### EXERCISE DETAILS
Please reproduce the records below exactly, omitting any pictures they contain.

### PROVIDED DATA
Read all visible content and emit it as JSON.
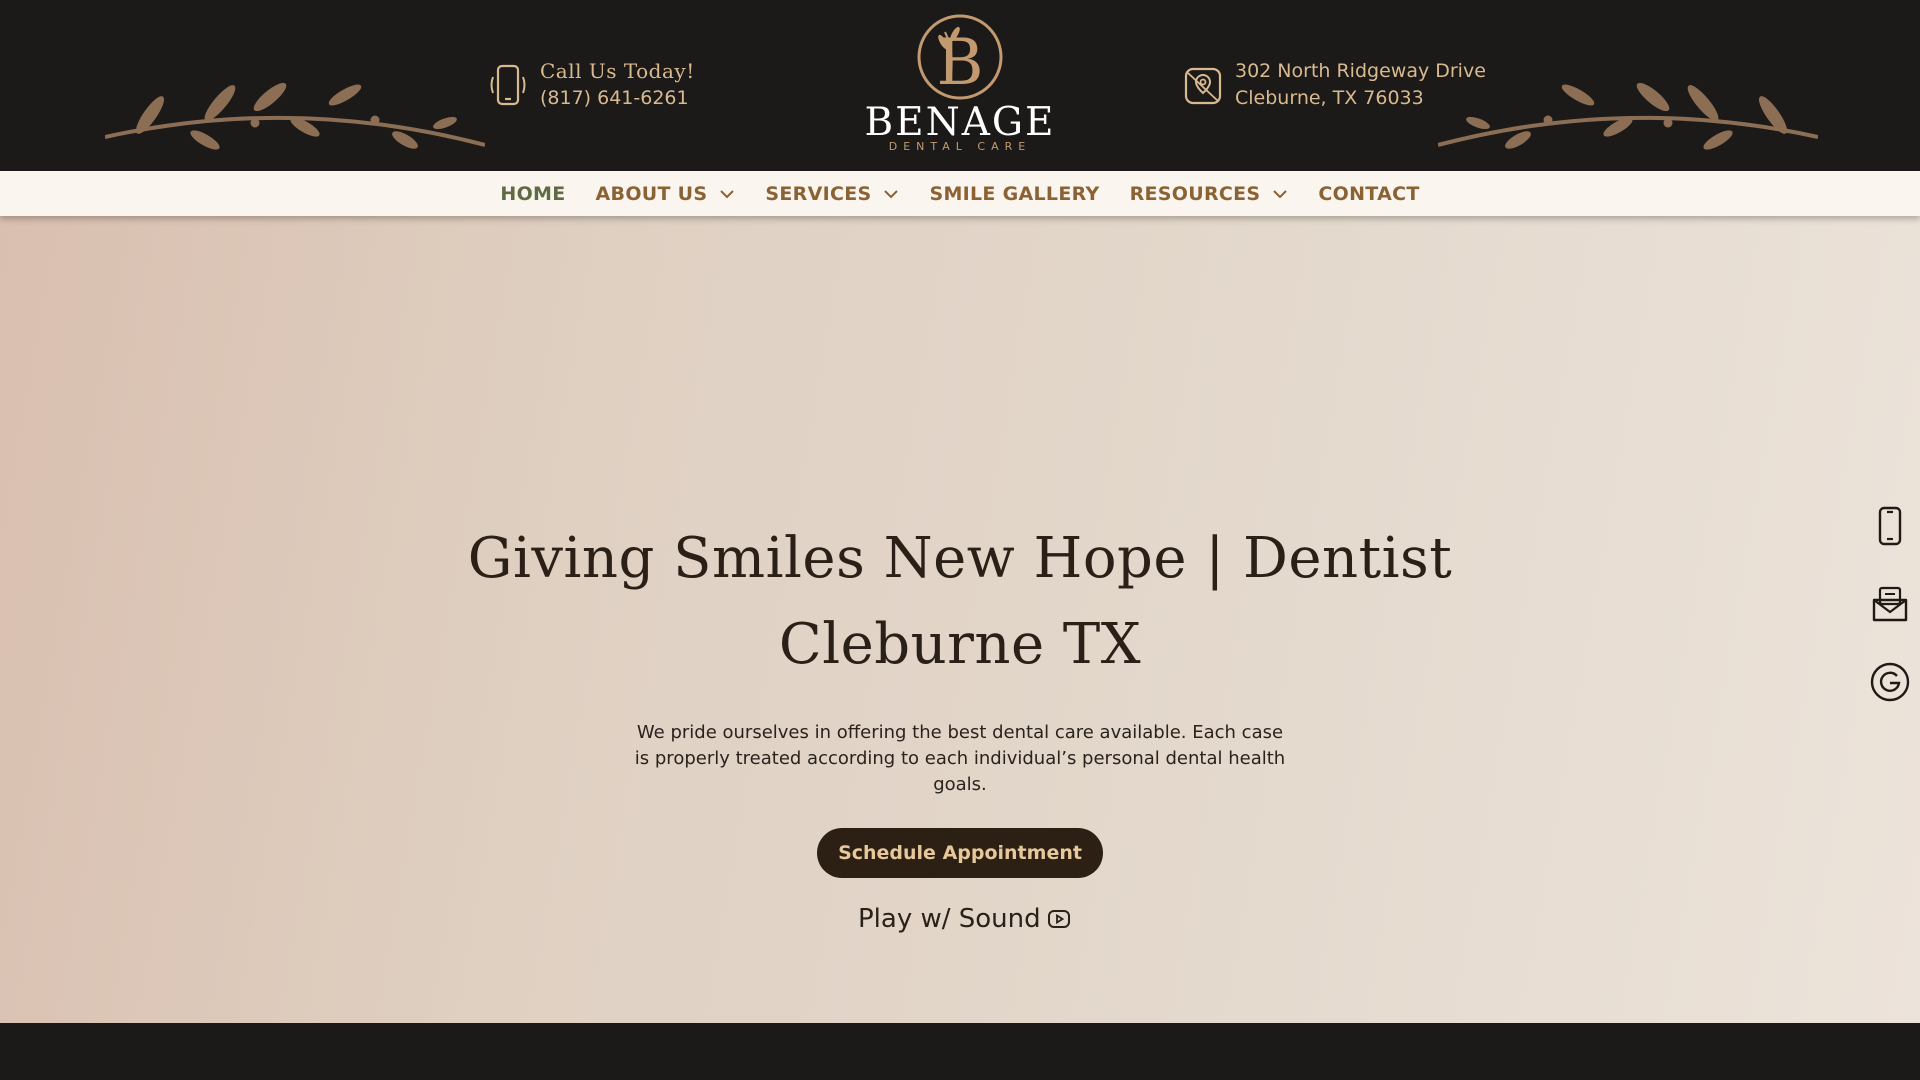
{
  "header": {
    "call_title": "Call Us Today!",
    "phone": "(817) 641-6261",
    "address_line1": "302 North Ridgeway Drive",
    "address_line2": "Cleburne, TX 76033",
    "logo_word": "BENAGE",
    "logo_sub": "DENTAL CARE",
    "icons": [
      "phone-icon",
      "map-pin-icon",
      "branch-ornament"
    ]
  },
  "nav": {
    "items": [
      {
        "label": "HOME",
        "active": true,
        "dropdown": false
      },
      {
        "label": "ABOUT US",
        "active": false,
        "dropdown": true
      },
      {
        "label": "SERVICES",
        "active": false,
        "dropdown": true
      },
      {
        "label": "SMILE GALLERY",
        "active": false,
        "dropdown": false
      },
      {
        "label": "RESOURCES",
        "active": false,
        "dropdown": true
      },
      {
        "label": "CONTACT",
        "active": false,
        "dropdown": false
      }
    ]
  },
  "hero": {
    "title_line1": "Giving Smiles New Hope | Dentist",
    "title_line2": "Cleburne TX",
    "description": "We pride ourselves in offering the best dental care available. Each case is properly treated according to each individual’s personal dental health goals.",
    "cta_label": "Schedule Appointment",
    "play_label": "Play w/ Sound"
  },
  "side_icons": [
    "phone-icon",
    "mail-icon",
    "google-icon"
  ],
  "colors": {
    "dark_bg": "#1b1a18",
    "gold": "#d9b98f",
    "nav_text": "#8b6234",
    "nav_active": "#5f6b42",
    "cta_bg": "#2c1f14",
    "cta_text": "#e7c89b"
  }
}
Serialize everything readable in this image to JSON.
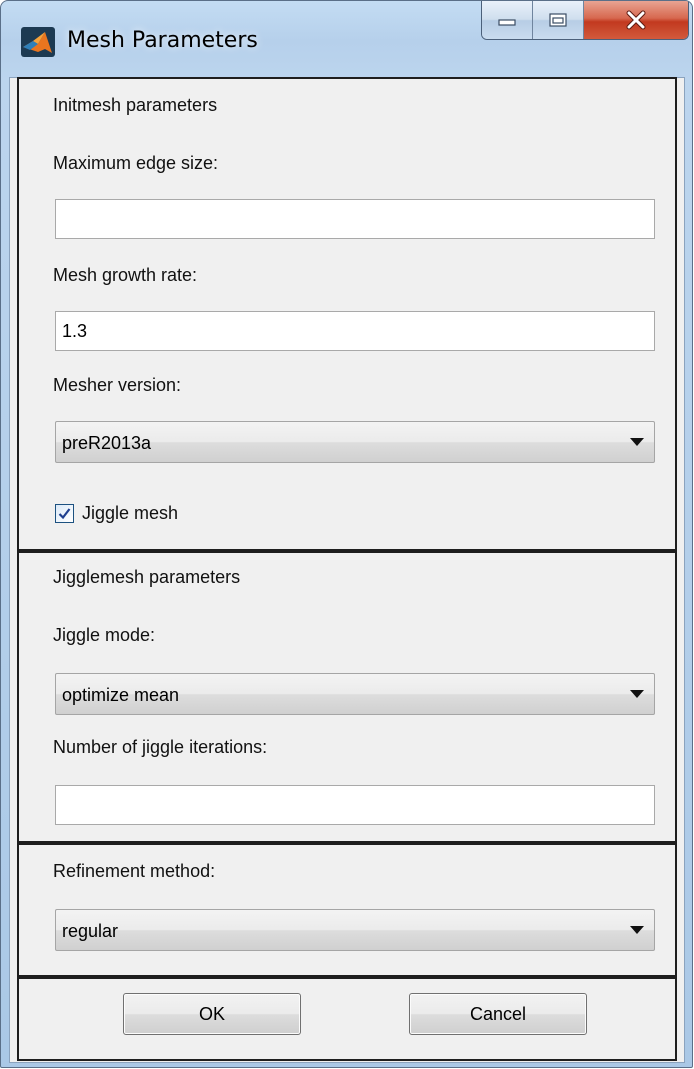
{
  "window": {
    "title": "Mesh Parameters",
    "icon": "matlab-icon",
    "controls": [
      "minimize-icon",
      "maximize-icon",
      "close-icon"
    ]
  },
  "initmesh": {
    "heading": "Initmesh parameters",
    "max_edge_label": "Maximum edge size:",
    "max_edge_value": "",
    "growth_rate_label": "Mesh growth rate:",
    "growth_rate_value": "1.3",
    "mesher_version_label": "Mesher version:",
    "mesher_version_value": "preR2013a",
    "jiggle_checkbox_label": "Jiggle mesh",
    "jiggle_checked": true
  },
  "jigglemesh": {
    "heading": "Jigglemesh parameters",
    "mode_label": "Jiggle mode:",
    "mode_value": "optimize mean",
    "iterations_label": "Number of jiggle iterations:",
    "iterations_value": ""
  },
  "refinement": {
    "label": "Refinement method:",
    "value": "regular"
  },
  "buttons": {
    "ok": "OK",
    "cancel": "Cancel"
  },
  "colors": {
    "panel_bg": "#f0f0f0",
    "border": "#1e1e1e",
    "close_red": "#c2391f",
    "title_glass": "#bcd5ee"
  }
}
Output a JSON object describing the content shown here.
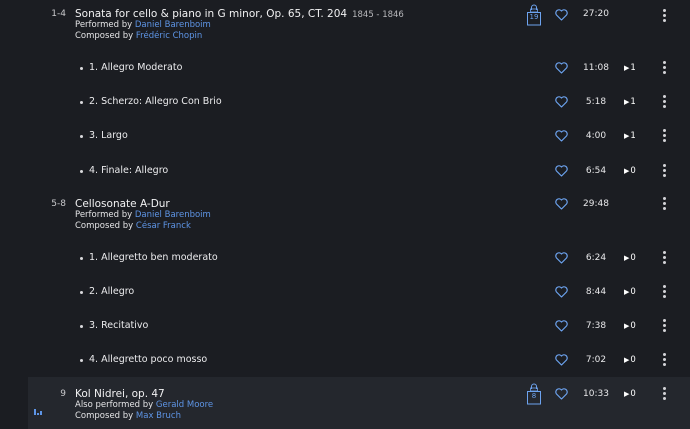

### OUTPUT FOR THIS TASK
Read all visible content and emit it as JSON.
{
  "header": {
    "call_title": "Call Us Today!",
    "phone": "(817) 641-6261",
    "address_line1": "302 North Ridgeway Drive",
    "address_line2": "Cleburne, TX 76033",
    "logo_word": "BENAGE",
    "logo_sub": "DENTAL CARE",
    "icons": [
      "phone-icon",
      "map-pin-icon",
      "branch-ornament"
    ]
  },
  "nav": {
    "items": [
      {
        "label": "HOME",
        "active": true,
        "dropdown": false
      },
      {
        "label": "ABOUT US",
        "active": false,
        "dropdown": true
      },
      {
        "label": "SERVICES",
        "active": false,
        "dropdown": true
      },
      {
        "label": "SMILE GALLERY",
        "active": false,
        "dropdown": false
      },
      {
        "label": "RESOURCES",
        "active": false,
        "dropdown": true
      },
      {
        "label": "CONTACT",
        "active": false,
        "dropdown": false
      }
    ]
  },
  "hero": {
    "title_line1": "Giving Smiles New Hope | Dentist",
    "title_line2": "Cleburne TX",
    "description": "We pride ourselves in offering the best dental care available. Each case is properly treated according to each individual’s personal dental health goals.",
    "cta_label": "Schedule Appointment",
    "play_label": "Play w/ Sound"
  },
  "side_icons": [
    "phone-icon",
    "mail-icon",
    "google-icon"
  ],
  "colors": {
    "dark_bg": "#1b1a18",
    "gold": "#d9b98f",
    "nav_text": "#8b6234",
    "nav_active": "#5f6b42",
    "cta_bg": "#2c1f14",
    "cta_text": "#e7c89b"
  }
}
Serialize everything readable in this image to JSON.
{
  "window": {
    "title": "Mesh Parameters",
    "icon": "matlab-icon",
    "controls": [
      "minimize-icon",
      "maximize-icon",
      "close-icon"
    ]
  },
  "initmesh": {
    "heading": "Initmesh parameters",
    "max_edge_label": "Maximum edge size:",
    "max_edge_value": "",
    "growth_rate_label": "Mesh growth rate:",
    "growth_rate_value": "1.3",
    "mesher_version_label": "Mesher version:",
    "mesher_version_value": "preR2013a",
    "jiggle_checkbox_label": "Jiggle mesh",
    "jiggle_checked": true
  },
  "jigglemesh": {
    "heading": "Jigglemesh parameters",
    "mode_label": "Jiggle mode:",
    "mode_value": "optimize mean",
    "iterations_label": "Number of jiggle iterations:",
    "iterations_value": ""
  },
  "refinement": {
    "label": "Refinement method:",
    "value": "regular"
  },
  "buttons": {
    "ok": "OK",
    "cancel": "Cancel"
  },
  "colors": {
    "panel_bg": "#f0f0f0",
    "border": "#1e1e1e",
    "close_red": "#c2391f",
    "title_glass": "#bcd5ee"
  }
}
Output a JSON object describing the content shown here.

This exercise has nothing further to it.